*** Data for the task Section Begins ***
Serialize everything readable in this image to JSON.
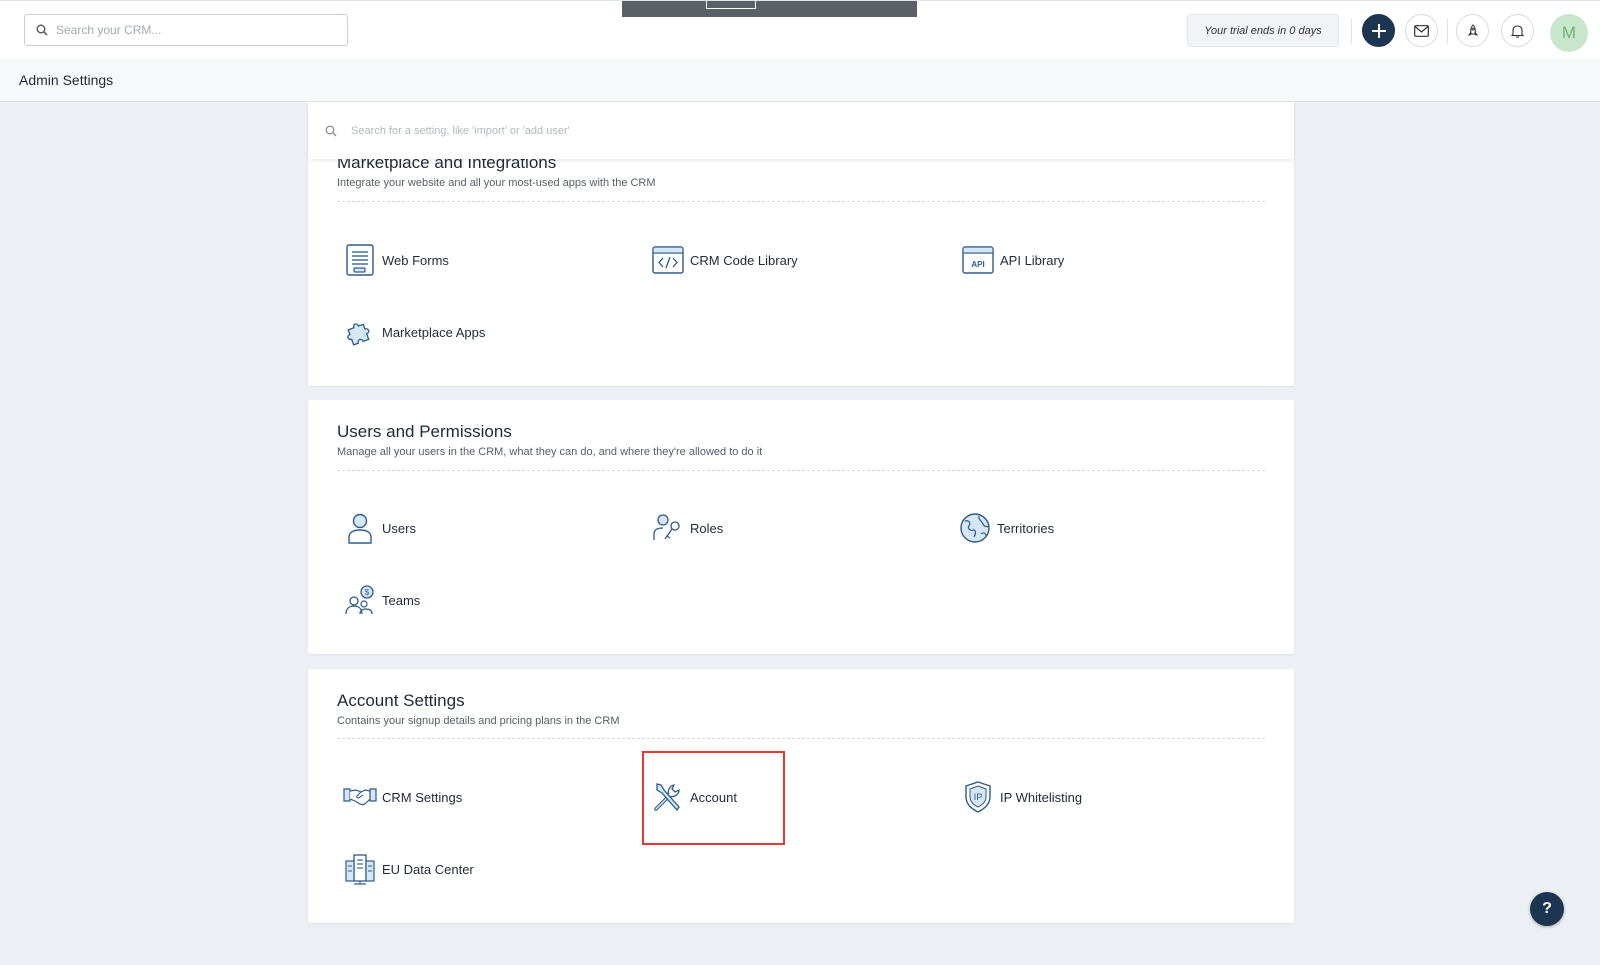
{
  "topbar": {
    "search_placeholder": "Search your CRM...",
    "trial_text": "Your trial ends in 0 days",
    "avatar_initial": "M",
    "icons": [
      "search-icon",
      "plus-icon",
      "mail-icon",
      "rocket-icon",
      "bell-icon"
    ]
  },
  "header": {
    "title": "Admin Settings"
  },
  "settings_search": {
    "placeholder": "Search for a setting, like 'import' or 'add user'"
  },
  "sections": {
    "marketplace": {
      "title": "Marketplace and Integrations",
      "description": "Integrate your website and all your most-used apps with the CRM",
      "items": [
        {
          "label": "Web Forms",
          "icon": "web-forms-icon"
        },
        {
          "label": "CRM Code Library",
          "icon": "code-library-icon"
        },
        {
          "label": "API Library",
          "icon": "api-icon"
        },
        {
          "label": "Marketplace Apps",
          "icon": "puzzle-icon"
        }
      ]
    },
    "users": {
      "title": "Users and Permissions",
      "description": "Manage all your users in the CRM, what they can do, and where they're allowed to do it",
      "items": [
        {
          "label": "Users",
          "icon": "user-icon"
        },
        {
          "label": "Roles",
          "icon": "roles-icon"
        },
        {
          "label": "Territories",
          "icon": "globe-icon"
        },
        {
          "label": "Teams",
          "icon": "teams-icon"
        }
      ]
    },
    "account": {
      "title": "Account Settings",
      "description": "Contains your signup details and pricing plans in the CRM",
      "items": [
        {
          "label": "CRM Settings",
          "icon": "handshake-icon"
        },
        {
          "label": "Account",
          "icon": "tools-icon"
        },
        {
          "label": "IP Whitelisting",
          "icon": "ip-shield-icon"
        },
        {
          "label": "EU Data Center",
          "icon": "data-center-icon"
        }
      ]
    }
  },
  "help": {
    "label": "?"
  },
  "colors": {
    "brand_dark": "#1c3550",
    "icon_stroke": "#2d5b8a",
    "icon_fill": "#d6e6f5",
    "highlight": "#e53935",
    "avatar_bg": "#c8e6cc"
  }
}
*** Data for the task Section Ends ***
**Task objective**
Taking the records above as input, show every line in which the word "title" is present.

**Written reply**
    "title": "Admin Settings"
      "title": "Marketplace and Integrations",
      "title": "Users and Permissions",
      "title": "Account Settings",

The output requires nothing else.